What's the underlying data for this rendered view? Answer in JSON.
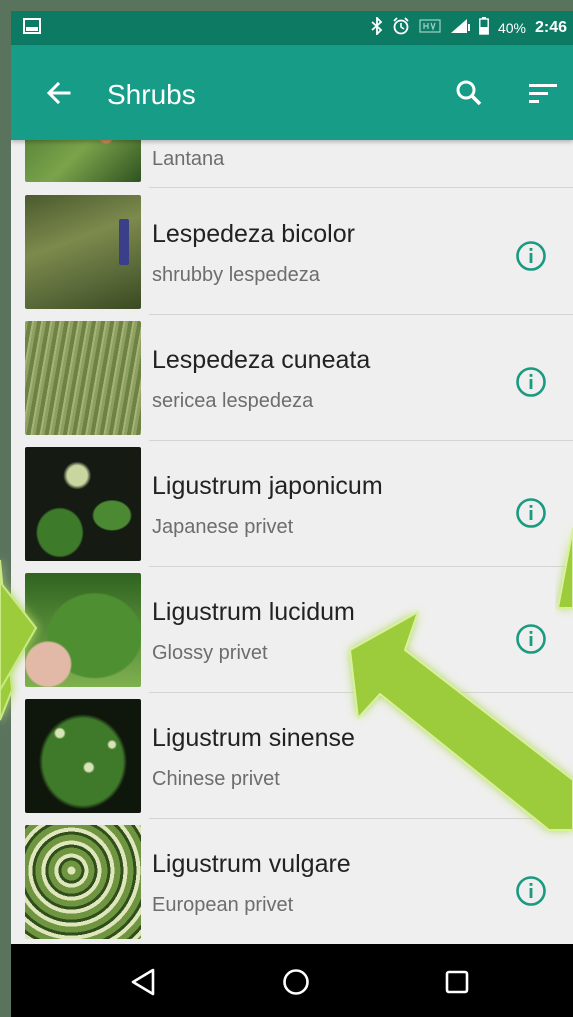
{
  "status_bar": {
    "battery": "40%",
    "time": "2:46",
    "icons": [
      "image-icon",
      "bluetooth-icon",
      "alarm-icon",
      "volte-icon",
      "signal-icon",
      "battery-icon"
    ]
  },
  "app_bar": {
    "title": "Shrubs",
    "back_icon": "arrow-left-icon",
    "search_icon": "search-icon",
    "sort_icon": "sort-icon"
  },
  "list": {
    "items": [
      {
        "scientific": "",
        "common": "Lantana",
        "info": false
      },
      {
        "scientific": "Lespedeza bicolor",
        "common": "shrubby lespedeza",
        "info": true
      },
      {
        "scientific": "Lespedeza cuneata",
        "common": "sericea lespedeza",
        "info": true
      },
      {
        "scientific": "Ligustrum japonicum",
        "common": "Japanese privet",
        "info": true
      },
      {
        "scientific": "Ligustrum lucidum",
        "common": "Glossy privet",
        "info": true
      },
      {
        "scientific": "Ligustrum sinense",
        "common": "Chinese privet",
        "info": false
      },
      {
        "scientific": "Ligustrum vulgare",
        "common": "European privet",
        "info": true
      }
    ]
  },
  "nav_bar": {
    "icons": [
      "back-triangle-icon",
      "home-circle-icon",
      "recents-square-icon"
    ]
  },
  "colors": {
    "status_bar": "#0d7b64",
    "app_bar": "#169c87",
    "info_icon": "#1a9a80",
    "highlight_arrow": "#9ccb3b"
  }
}
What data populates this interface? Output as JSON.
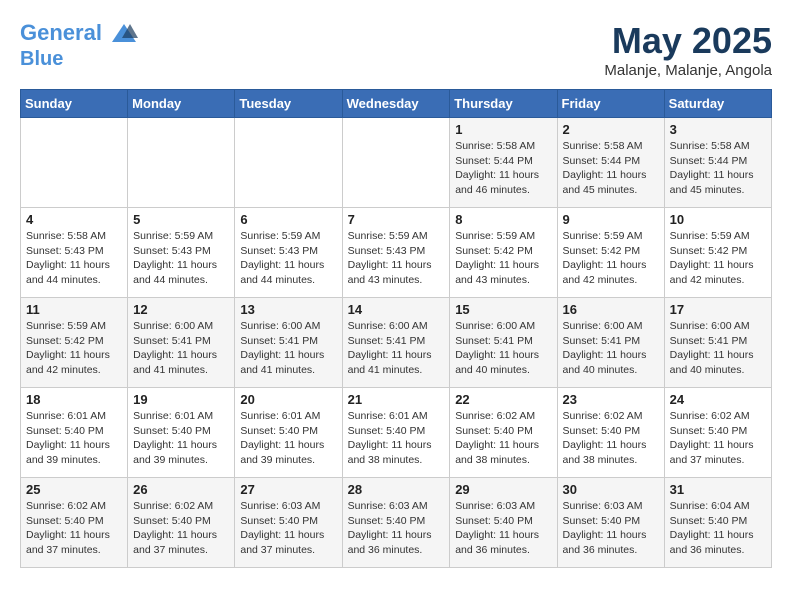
{
  "header": {
    "logo_line1": "General",
    "logo_line2": "Blue",
    "month_title": "May 2025",
    "subtitle": "Malanje, Malanje, Angola"
  },
  "weekdays": [
    "Sunday",
    "Monday",
    "Tuesday",
    "Wednesday",
    "Thursday",
    "Friday",
    "Saturday"
  ],
  "weeks": [
    [
      {
        "day": "",
        "info": ""
      },
      {
        "day": "",
        "info": ""
      },
      {
        "day": "",
        "info": ""
      },
      {
        "day": "",
        "info": ""
      },
      {
        "day": "1",
        "info": "Sunrise: 5:58 AM\nSunset: 5:44 PM\nDaylight: 11 hours\nand 46 minutes."
      },
      {
        "day": "2",
        "info": "Sunrise: 5:58 AM\nSunset: 5:44 PM\nDaylight: 11 hours\nand 45 minutes."
      },
      {
        "day": "3",
        "info": "Sunrise: 5:58 AM\nSunset: 5:44 PM\nDaylight: 11 hours\nand 45 minutes."
      }
    ],
    [
      {
        "day": "4",
        "info": "Sunrise: 5:58 AM\nSunset: 5:43 PM\nDaylight: 11 hours\nand 44 minutes."
      },
      {
        "day": "5",
        "info": "Sunrise: 5:59 AM\nSunset: 5:43 PM\nDaylight: 11 hours\nand 44 minutes."
      },
      {
        "day": "6",
        "info": "Sunrise: 5:59 AM\nSunset: 5:43 PM\nDaylight: 11 hours\nand 44 minutes."
      },
      {
        "day": "7",
        "info": "Sunrise: 5:59 AM\nSunset: 5:43 PM\nDaylight: 11 hours\nand 43 minutes."
      },
      {
        "day": "8",
        "info": "Sunrise: 5:59 AM\nSunset: 5:42 PM\nDaylight: 11 hours\nand 43 minutes."
      },
      {
        "day": "9",
        "info": "Sunrise: 5:59 AM\nSunset: 5:42 PM\nDaylight: 11 hours\nand 42 minutes."
      },
      {
        "day": "10",
        "info": "Sunrise: 5:59 AM\nSunset: 5:42 PM\nDaylight: 11 hours\nand 42 minutes."
      }
    ],
    [
      {
        "day": "11",
        "info": "Sunrise: 5:59 AM\nSunset: 5:42 PM\nDaylight: 11 hours\nand 42 minutes."
      },
      {
        "day": "12",
        "info": "Sunrise: 6:00 AM\nSunset: 5:41 PM\nDaylight: 11 hours\nand 41 minutes."
      },
      {
        "day": "13",
        "info": "Sunrise: 6:00 AM\nSunset: 5:41 PM\nDaylight: 11 hours\nand 41 minutes."
      },
      {
        "day": "14",
        "info": "Sunrise: 6:00 AM\nSunset: 5:41 PM\nDaylight: 11 hours\nand 41 minutes."
      },
      {
        "day": "15",
        "info": "Sunrise: 6:00 AM\nSunset: 5:41 PM\nDaylight: 11 hours\nand 40 minutes."
      },
      {
        "day": "16",
        "info": "Sunrise: 6:00 AM\nSunset: 5:41 PM\nDaylight: 11 hours\nand 40 minutes."
      },
      {
        "day": "17",
        "info": "Sunrise: 6:00 AM\nSunset: 5:41 PM\nDaylight: 11 hours\nand 40 minutes."
      }
    ],
    [
      {
        "day": "18",
        "info": "Sunrise: 6:01 AM\nSunset: 5:40 PM\nDaylight: 11 hours\nand 39 minutes."
      },
      {
        "day": "19",
        "info": "Sunrise: 6:01 AM\nSunset: 5:40 PM\nDaylight: 11 hours\nand 39 minutes."
      },
      {
        "day": "20",
        "info": "Sunrise: 6:01 AM\nSunset: 5:40 PM\nDaylight: 11 hours\nand 39 minutes."
      },
      {
        "day": "21",
        "info": "Sunrise: 6:01 AM\nSunset: 5:40 PM\nDaylight: 11 hours\nand 38 minutes."
      },
      {
        "day": "22",
        "info": "Sunrise: 6:02 AM\nSunset: 5:40 PM\nDaylight: 11 hours\nand 38 minutes."
      },
      {
        "day": "23",
        "info": "Sunrise: 6:02 AM\nSunset: 5:40 PM\nDaylight: 11 hours\nand 38 minutes."
      },
      {
        "day": "24",
        "info": "Sunrise: 6:02 AM\nSunset: 5:40 PM\nDaylight: 11 hours\nand 37 minutes."
      }
    ],
    [
      {
        "day": "25",
        "info": "Sunrise: 6:02 AM\nSunset: 5:40 PM\nDaylight: 11 hours\nand 37 minutes."
      },
      {
        "day": "26",
        "info": "Sunrise: 6:02 AM\nSunset: 5:40 PM\nDaylight: 11 hours\nand 37 minutes."
      },
      {
        "day": "27",
        "info": "Sunrise: 6:03 AM\nSunset: 5:40 PM\nDaylight: 11 hours\nand 37 minutes."
      },
      {
        "day": "28",
        "info": "Sunrise: 6:03 AM\nSunset: 5:40 PM\nDaylight: 11 hours\nand 36 minutes."
      },
      {
        "day": "29",
        "info": "Sunrise: 6:03 AM\nSunset: 5:40 PM\nDaylight: 11 hours\nand 36 minutes."
      },
      {
        "day": "30",
        "info": "Sunrise: 6:03 AM\nSunset: 5:40 PM\nDaylight: 11 hours\nand 36 minutes."
      },
      {
        "day": "31",
        "info": "Sunrise: 6:04 AM\nSunset: 5:40 PM\nDaylight: 11 hours\nand 36 minutes."
      }
    ]
  ]
}
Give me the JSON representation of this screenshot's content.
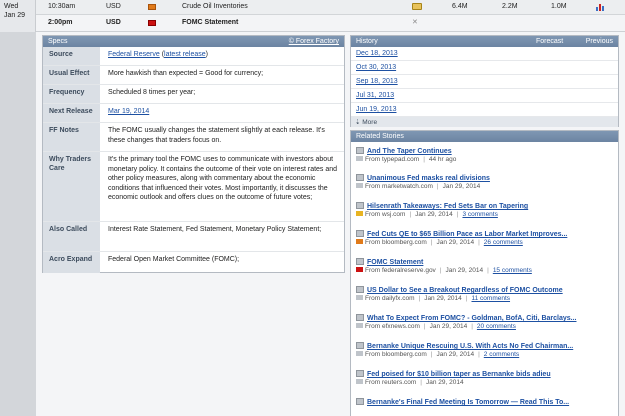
{
  "calendar": {
    "day": "Wed",
    "date": "Jan 29",
    "rows": [
      {
        "time": "10:30am",
        "currency": "USD",
        "event": "Crude Oil Inventories",
        "actual": "6.4M",
        "forecast": "2.2M",
        "previous": "1.0M"
      },
      {
        "time": "2:00pm",
        "currency": "USD",
        "event": "FOMC Statement"
      }
    ]
  },
  "specs": {
    "title": "Specs",
    "source_link": "© Forex Factory",
    "rows": [
      {
        "label": "Source",
        "link1": "Federal Reserve",
        "mid": " (",
        "link2": "latest release",
        "end": ")"
      },
      {
        "label": "Usual Effect",
        "value": "More hawkish than expected = Good for currency;"
      },
      {
        "label": "Frequency",
        "value": "Scheduled 8 times per year;"
      },
      {
        "label": "Next Release",
        "link": "Mar 19, 2014"
      },
      {
        "label": "FF Notes",
        "value": "The FOMC usually changes the statement slightly at each release. It's these changes that traders focus on."
      },
      {
        "label": "Why Traders Care",
        "value": "It's the primary tool the FOMC uses to communicate with investors about monetary policy. It contains the outcome of their vote on interest rates and other policy measures, along with commentary about the economic conditions that influenced their votes. Most importantly, it discusses the economic outlook and offers clues on the outcome of future votes;"
      },
      {
        "label": "Also Called",
        "value": "Interest Rate Statement, Fed Statement, Monetary Policy Statement;"
      },
      {
        "label": "Acro Expand",
        "value": "Federal Open Market Committee (FOMC);"
      }
    ]
  },
  "history": {
    "title": "History",
    "forecast_label": "Forecast",
    "previous_label": "Previous",
    "dates": [
      "Dec 18, 2013",
      "Oct 30, 2013",
      "Sep 18, 2013",
      "Jul 31, 2013",
      "Jun 19, 2013"
    ],
    "more": "⇣ More"
  },
  "related": {
    "title": "Related Stories",
    "stories": [
      {
        "title": "And The Taper Continues",
        "from": "From typepad.com",
        "time": "44 hr ago",
        "comments": "",
        "src_color": "#bfc4ca"
      },
      {
        "title": "Unanimous Fed masks real divisions",
        "from": "From marketwatch.com",
        "time": "Jan 29, 2014",
        "comments": "",
        "src_color": "#bfc4ca"
      },
      {
        "title": "Hilsenrath Takeaways: Fed Sets Bar on Tapering",
        "from": "From wsj.com",
        "time": "Jan 29, 2014",
        "comments": "3 comments",
        "src_color": "#e8b422"
      },
      {
        "title": "Fed Cuts QE to $65 Billion Pace as Labor Market Improves...",
        "from": "From bloomberg.com",
        "time": "Jan 29, 2014",
        "comments": "26 comments",
        "src_color": "#e07a1a"
      },
      {
        "title": "FOMC Statement",
        "from": "From federalreserve.gov",
        "time": "Jan 29, 2014",
        "comments": "15 comments",
        "src_color": "#cc1111"
      },
      {
        "title": "US Dollar to See a Breakout Regardless of FOMC Outcome",
        "from": "From dailyfx.com",
        "time": "Jan 29, 2014",
        "comments": "11 comments",
        "src_color": "#bfc4ca"
      },
      {
        "title": "What To Expect From FOMC? - Goldman, BofA, Citi, Barclays...",
        "from": "From efxnews.com",
        "time": "Jan 29, 2014",
        "comments": "20 comments",
        "src_color": "#bfc4ca"
      },
      {
        "title": "Bernanke Unique Rescuing U.S. With Acts No Fed Chairman...",
        "from": "From bloomberg.com",
        "time": "Jan 29, 2014",
        "comments": "2 comments",
        "src_color": "#bfc4ca"
      },
      {
        "title": "Fed poised for $10 billion taper as Bernanke bids adieu",
        "from": "From reuters.com",
        "time": "Jan 29, 2014",
        "comments": "",
        "src_color": "#bfc4ca"
      },
      {
        "title": "Bernanke's Final Fed Meeting Is Tomorrow — Read This To...",
        "from": "",
        "time": "",
        "comments": "",
        "src_color": "#bfc4ca"
      }
    ]
  },
  "colors": {
    "header": "#6c84a2",
    "link": "#1d50a2",
    "label_bg": "#dadfe5"
  }
}
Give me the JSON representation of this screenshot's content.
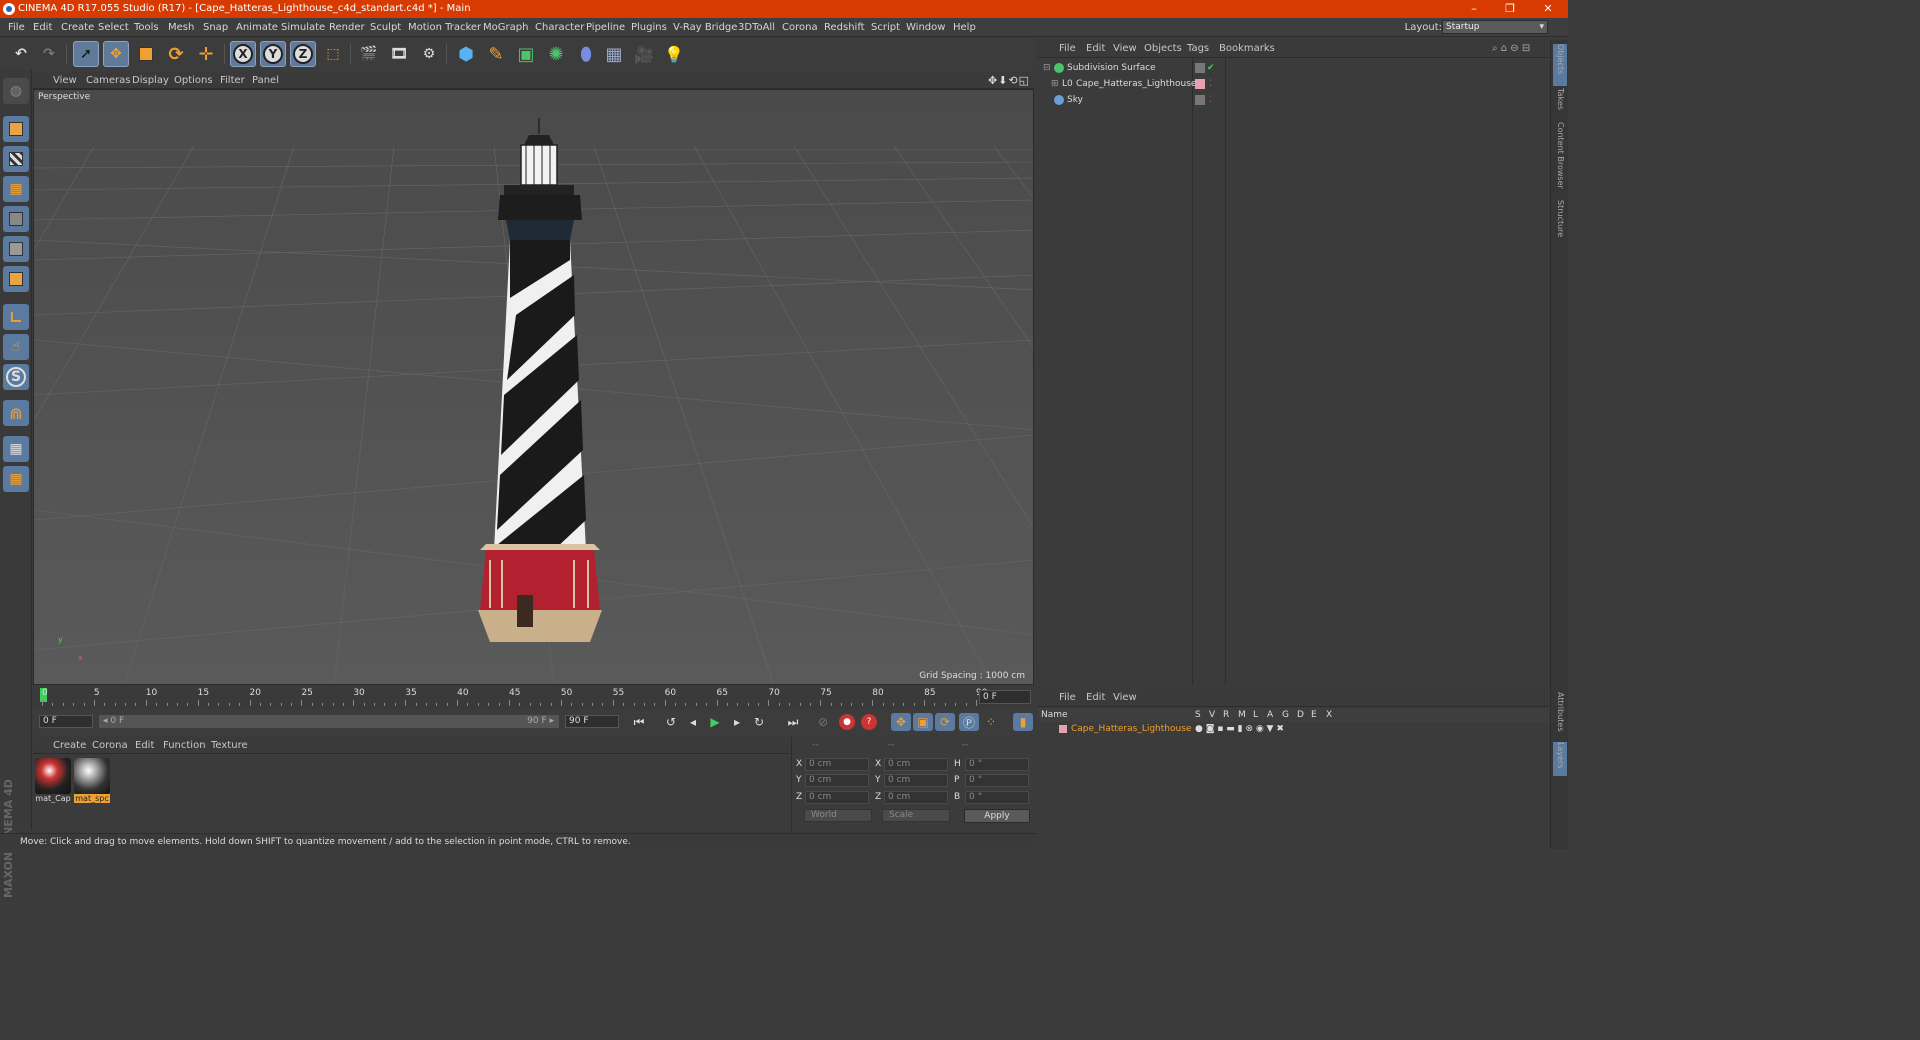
{
  "window": {
    "title": "CINEMA 4D R17.055 Studio (R17) - [Cape_Hatteras_Lighthouse_c4d_standart.c4d *] - Main",
    "minimize": "–",
    "maximize": "❐",
    "close": "✕"
  },
  "menubar": {
    "items": [
      "File",
      "Edit",
      "Create",
      "Select",
      "Tools",
      "Mesh",
      "Snap",
      "Animate",
      "Simulate",
      "Render",
      "Sculpt",
      "Motion Tracker",
      "MoGraph",
      "Character",
      "Pipeline",
      "Plugins",
      "V-Ray Bridge",
      "3DToAll",
      "Corona",
      "Redshift",
      "Script",
      "Window",
      "Help"
    ],
    "layout_label": "Layout:",
    "layout_value": "Startup"
  },
  "toolbar": {
    "axis_x": "X",
    "axis_y": "Y",
    "axis_z": "Z"
  },
  "viewport": {
    "menu": [
      "View",
      "Cameras",
      "Display",
      "Options",
      "Filter",
      "Panel"
    ],
    "camera_label": "Perspective",
    "grid_spacing": "Grid Spacing : 1000 cm",
    "nav_icons": "✥⬇⟲◱",
    "axis_y": "y",
    "axis_x": "x"
  },
  "timeline": {
    "ticks": [
      "0",
      "5",
      "10",
      "15",
      "20",
      "25",
      "30",
      "35",
      "40",
      "45",
      "50",
      "55",
      "60",
      "65",
      "70",
      "75",
      "80",
      "85",
      "90"
    ],
    "current_frame": "0 F",
    "start_frame": "0 F",
    "range_start": "◂ 0 F",
    "range_end": "90 F ▸",
    "end_frame": "90 F"
  },
  "materials": {
    "menu": [
      "Create",
      "Corona",
      "Edit",
      "Function",
      "Texture"
    ],
    "items": [
      {
        "label": "mat_Cap",
        "selected": false
      },
      {
        "label": "mat_spc",
        "selected": true
      }
    ]
  },
  "coordinates": {
    "header": [
      "--",
      "--",
      "--"
    ],
    "rows": [
      {
        "l1": "X",
        "v1": "0 cm",
        "l2": "X",
        "v2": "0 cm",
        "l3": "H",
        "v3": "0 °"
      },
      {
        "l1": "Y",
        "v1": "0 cm",
        "l2": "Y",
        "v2": "0 cm",
        "l3": "P",
        "v3": "0 °"
      },
      {
        "l1": "Z",
        "v1": "0 cm",
        "l2": "Z",
        "v2": "0 cm",
        "l3": "B",
        "v3": "0 °"
      }
    ],
    "mode": "World",
    "transform": "Scale",
    "apply": "Apply"
  },
  "status": {
    "text": "Move: Click and drag to move elements. Hold down SHIFT to quantize movement / add to the selection in point mode, CTRL to remove."
  },
  "objects": {
    "menu": [
      "File",
      "Edit",
      "View",
      "Objects",
      "Tags",
      "Bookmarks"
    ],
    "rows": [
      {
        "name": "Subdivision Surface",
        "indent": 0,
        "color": "#4cc46a"
      },
      {
        "name": "Cape_Hatteras_Lighthouse",
        "indent": 1,
        "color": "#d9d9d9"
      },
      {
        "name": "Sky",
        "indent": 0,
        "color": "#6a9fd8"
      }
    ]
  },
  "layers": {
    "menu": [
      "File",
      "Edit",
      "View"
    ],
    "columns": [
      "Name",
      "S",
      "V",
      "R",
      "M",
      "L",
      "A",
      "G",
      "D",
      "E",
      "X"
    ],
    "row_name": "Cape_Hatteras_Lighthouse"
  },
  "right_tabs": [
    "Objects",
    "Takes",
    "Content Browser",
    "Structure",
    "Attributes",
    "Layers"
  ],
  "logo_text": "MAXON CINEMA 4D",
  "colors": {
    "titlebar": "#d83b01",
    "selected_tool": "#607a99",
    "playhead": "#3ecf5d",
    "layer_name": "#f0a030"
  }
}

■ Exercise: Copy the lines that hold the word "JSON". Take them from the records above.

■ Result of this task:
What's the underlying data for this rendered view? Answer in JSON.
What data populates this interface? Output as JSON.
Give me the JSON representation of this screenshot's content.
Give me the JSON representation of this screenshot's content.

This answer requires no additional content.